* TASK
For this exercise, please find the lines in the entries that include the word "JSON" and copy them.
##### INFORMATION PROVIDED #####
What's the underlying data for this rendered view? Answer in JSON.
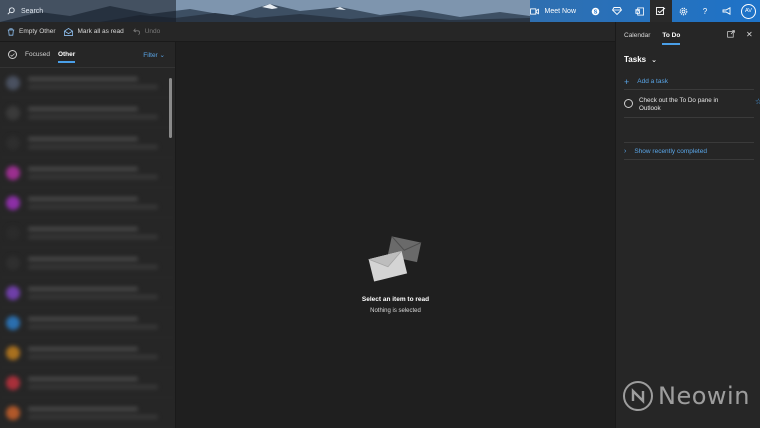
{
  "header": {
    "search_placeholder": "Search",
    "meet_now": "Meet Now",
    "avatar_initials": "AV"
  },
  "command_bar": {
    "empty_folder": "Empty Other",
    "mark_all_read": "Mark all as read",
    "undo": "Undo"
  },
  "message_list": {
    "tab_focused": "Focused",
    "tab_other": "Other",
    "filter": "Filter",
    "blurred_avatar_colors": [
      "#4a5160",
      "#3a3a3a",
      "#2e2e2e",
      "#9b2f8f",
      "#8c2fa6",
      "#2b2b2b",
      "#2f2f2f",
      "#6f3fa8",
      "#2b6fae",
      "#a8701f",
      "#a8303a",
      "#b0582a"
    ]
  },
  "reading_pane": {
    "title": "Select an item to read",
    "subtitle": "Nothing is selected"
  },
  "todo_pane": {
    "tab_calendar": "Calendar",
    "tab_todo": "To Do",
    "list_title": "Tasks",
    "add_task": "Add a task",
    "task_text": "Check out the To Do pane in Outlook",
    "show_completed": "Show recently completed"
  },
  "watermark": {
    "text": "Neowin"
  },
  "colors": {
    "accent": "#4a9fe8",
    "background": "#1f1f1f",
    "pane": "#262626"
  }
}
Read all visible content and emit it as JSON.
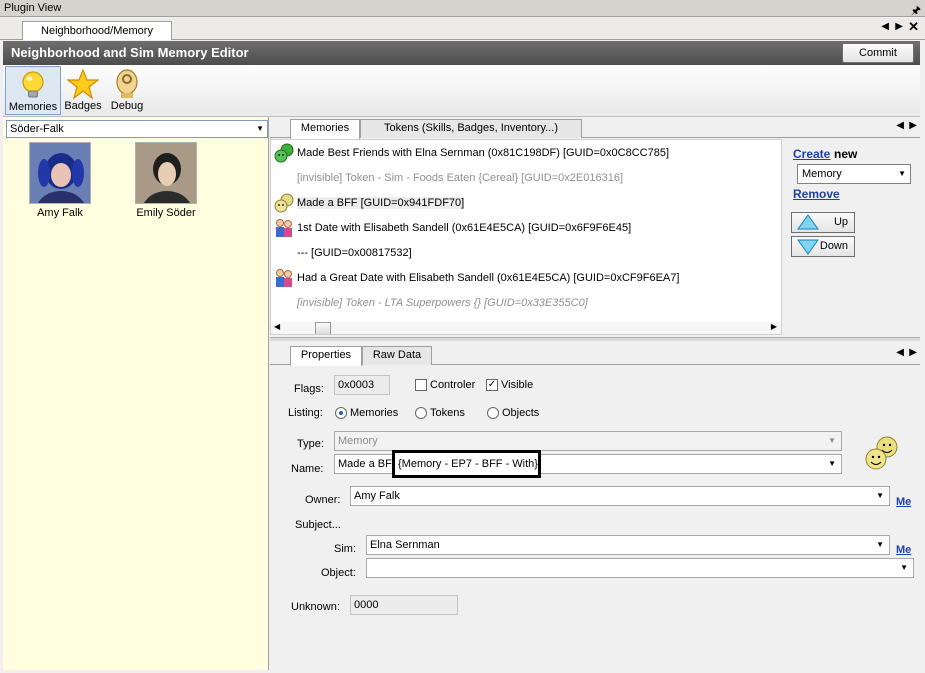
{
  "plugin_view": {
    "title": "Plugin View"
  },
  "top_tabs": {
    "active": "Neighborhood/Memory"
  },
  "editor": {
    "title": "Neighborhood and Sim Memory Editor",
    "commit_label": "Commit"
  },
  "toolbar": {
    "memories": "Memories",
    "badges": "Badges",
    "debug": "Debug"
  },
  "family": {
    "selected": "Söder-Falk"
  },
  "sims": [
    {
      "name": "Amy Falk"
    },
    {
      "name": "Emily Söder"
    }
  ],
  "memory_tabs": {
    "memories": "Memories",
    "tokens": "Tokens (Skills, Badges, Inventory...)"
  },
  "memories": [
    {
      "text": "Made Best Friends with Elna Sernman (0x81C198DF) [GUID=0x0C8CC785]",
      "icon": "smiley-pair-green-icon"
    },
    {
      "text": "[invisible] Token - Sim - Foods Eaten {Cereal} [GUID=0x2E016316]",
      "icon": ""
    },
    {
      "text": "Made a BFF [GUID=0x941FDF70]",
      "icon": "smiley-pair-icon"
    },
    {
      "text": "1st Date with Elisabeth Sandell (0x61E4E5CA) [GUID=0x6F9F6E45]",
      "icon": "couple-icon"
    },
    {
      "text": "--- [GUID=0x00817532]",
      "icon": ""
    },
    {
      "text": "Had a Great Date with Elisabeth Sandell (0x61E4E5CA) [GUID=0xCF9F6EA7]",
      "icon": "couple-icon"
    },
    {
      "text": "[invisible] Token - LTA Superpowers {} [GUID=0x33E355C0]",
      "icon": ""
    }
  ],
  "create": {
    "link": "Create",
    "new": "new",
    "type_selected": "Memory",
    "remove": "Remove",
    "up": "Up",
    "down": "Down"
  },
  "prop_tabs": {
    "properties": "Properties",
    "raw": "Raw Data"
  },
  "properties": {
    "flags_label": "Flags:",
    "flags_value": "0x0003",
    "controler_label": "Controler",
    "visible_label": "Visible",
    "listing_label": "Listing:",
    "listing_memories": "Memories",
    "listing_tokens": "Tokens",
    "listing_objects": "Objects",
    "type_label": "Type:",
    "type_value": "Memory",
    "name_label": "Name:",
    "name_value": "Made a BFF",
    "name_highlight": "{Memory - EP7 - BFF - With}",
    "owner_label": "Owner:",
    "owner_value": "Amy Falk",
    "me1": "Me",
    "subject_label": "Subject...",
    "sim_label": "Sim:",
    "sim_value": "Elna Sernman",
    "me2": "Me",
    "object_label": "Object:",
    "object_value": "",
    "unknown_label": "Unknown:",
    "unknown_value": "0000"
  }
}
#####
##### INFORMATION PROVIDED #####
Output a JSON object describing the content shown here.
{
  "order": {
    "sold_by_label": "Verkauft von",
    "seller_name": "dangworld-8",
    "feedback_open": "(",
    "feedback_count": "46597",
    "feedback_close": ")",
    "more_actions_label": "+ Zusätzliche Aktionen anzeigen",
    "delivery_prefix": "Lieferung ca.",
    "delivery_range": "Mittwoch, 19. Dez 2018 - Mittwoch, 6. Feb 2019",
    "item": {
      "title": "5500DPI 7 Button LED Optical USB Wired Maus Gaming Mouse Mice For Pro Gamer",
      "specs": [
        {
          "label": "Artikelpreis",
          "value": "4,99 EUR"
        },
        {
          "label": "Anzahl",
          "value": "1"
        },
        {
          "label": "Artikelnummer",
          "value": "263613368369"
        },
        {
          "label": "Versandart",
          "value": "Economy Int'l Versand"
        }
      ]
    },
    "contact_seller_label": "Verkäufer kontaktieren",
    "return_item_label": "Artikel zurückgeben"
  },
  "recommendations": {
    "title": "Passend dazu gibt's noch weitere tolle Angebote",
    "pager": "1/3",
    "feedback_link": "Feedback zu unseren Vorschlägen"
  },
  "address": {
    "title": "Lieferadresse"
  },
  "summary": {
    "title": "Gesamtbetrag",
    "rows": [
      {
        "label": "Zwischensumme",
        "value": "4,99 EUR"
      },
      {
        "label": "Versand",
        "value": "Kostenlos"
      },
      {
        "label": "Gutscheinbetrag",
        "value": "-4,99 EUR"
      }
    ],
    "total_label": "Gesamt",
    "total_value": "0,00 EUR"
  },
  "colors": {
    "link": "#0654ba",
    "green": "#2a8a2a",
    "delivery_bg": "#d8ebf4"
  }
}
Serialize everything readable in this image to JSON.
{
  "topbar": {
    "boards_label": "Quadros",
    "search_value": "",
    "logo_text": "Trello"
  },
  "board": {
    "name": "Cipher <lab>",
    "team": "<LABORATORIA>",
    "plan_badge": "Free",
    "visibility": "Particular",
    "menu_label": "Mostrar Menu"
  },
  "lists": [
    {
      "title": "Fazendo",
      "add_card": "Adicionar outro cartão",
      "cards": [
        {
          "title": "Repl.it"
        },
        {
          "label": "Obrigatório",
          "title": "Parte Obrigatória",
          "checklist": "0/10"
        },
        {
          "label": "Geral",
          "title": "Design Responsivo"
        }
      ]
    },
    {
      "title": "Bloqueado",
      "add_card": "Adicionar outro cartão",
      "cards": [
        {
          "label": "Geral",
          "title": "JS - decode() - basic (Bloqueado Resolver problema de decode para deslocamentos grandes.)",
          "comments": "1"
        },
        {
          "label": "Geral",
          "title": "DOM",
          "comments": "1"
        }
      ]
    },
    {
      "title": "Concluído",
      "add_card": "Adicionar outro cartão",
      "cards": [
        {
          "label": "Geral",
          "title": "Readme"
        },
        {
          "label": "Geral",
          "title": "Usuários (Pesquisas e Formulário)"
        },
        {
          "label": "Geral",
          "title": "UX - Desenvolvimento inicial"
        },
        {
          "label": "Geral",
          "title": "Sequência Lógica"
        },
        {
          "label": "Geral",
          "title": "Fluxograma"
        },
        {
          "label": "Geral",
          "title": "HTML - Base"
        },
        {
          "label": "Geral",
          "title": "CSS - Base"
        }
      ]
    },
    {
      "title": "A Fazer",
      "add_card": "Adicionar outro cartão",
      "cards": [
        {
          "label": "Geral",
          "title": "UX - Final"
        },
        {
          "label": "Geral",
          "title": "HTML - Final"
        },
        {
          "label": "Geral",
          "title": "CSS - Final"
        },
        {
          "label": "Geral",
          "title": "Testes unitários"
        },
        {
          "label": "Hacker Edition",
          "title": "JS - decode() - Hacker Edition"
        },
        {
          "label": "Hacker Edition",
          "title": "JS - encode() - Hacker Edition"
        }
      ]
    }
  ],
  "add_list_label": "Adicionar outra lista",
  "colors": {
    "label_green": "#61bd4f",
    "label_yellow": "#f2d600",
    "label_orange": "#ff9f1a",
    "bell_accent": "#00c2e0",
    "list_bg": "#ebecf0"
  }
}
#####
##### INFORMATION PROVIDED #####
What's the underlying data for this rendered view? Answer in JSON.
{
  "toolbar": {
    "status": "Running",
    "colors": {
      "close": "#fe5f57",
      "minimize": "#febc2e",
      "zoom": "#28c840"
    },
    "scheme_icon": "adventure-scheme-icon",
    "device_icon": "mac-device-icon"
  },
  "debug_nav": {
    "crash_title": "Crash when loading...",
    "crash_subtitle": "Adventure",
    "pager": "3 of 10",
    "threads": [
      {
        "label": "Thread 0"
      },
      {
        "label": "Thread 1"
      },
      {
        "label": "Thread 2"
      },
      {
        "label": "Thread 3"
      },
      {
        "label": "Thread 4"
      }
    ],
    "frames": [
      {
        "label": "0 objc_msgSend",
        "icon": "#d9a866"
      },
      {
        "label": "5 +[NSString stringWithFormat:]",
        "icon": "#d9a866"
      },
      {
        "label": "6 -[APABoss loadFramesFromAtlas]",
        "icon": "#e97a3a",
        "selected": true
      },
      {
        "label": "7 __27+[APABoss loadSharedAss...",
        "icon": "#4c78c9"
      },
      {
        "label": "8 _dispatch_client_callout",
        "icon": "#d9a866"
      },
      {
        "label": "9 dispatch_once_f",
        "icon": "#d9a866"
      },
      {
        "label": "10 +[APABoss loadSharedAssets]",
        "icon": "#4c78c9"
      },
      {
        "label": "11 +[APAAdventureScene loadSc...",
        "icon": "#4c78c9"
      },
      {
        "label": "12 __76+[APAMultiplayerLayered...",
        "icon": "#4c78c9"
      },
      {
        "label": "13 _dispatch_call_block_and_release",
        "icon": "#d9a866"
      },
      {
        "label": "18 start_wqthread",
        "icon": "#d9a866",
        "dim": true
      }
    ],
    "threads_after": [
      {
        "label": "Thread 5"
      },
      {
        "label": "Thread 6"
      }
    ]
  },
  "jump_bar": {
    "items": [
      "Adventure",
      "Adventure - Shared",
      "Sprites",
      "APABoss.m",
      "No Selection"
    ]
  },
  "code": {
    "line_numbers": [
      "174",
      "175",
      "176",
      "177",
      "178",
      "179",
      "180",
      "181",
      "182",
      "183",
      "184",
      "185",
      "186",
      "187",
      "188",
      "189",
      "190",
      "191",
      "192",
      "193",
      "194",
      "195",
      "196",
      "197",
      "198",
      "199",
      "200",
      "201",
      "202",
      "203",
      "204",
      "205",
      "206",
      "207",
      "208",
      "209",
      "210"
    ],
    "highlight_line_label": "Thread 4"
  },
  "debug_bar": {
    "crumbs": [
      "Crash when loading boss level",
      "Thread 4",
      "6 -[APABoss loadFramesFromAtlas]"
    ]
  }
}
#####
* RESULT
What's the underlying data for this rendered view? Answer in JSON.
Read all visible content and emit it as JSON.
Output a JSON object describing the content shown here.
Serialize everything readable in this image to JSON.
What's the underlying data for this rendered view? Answer in JSON.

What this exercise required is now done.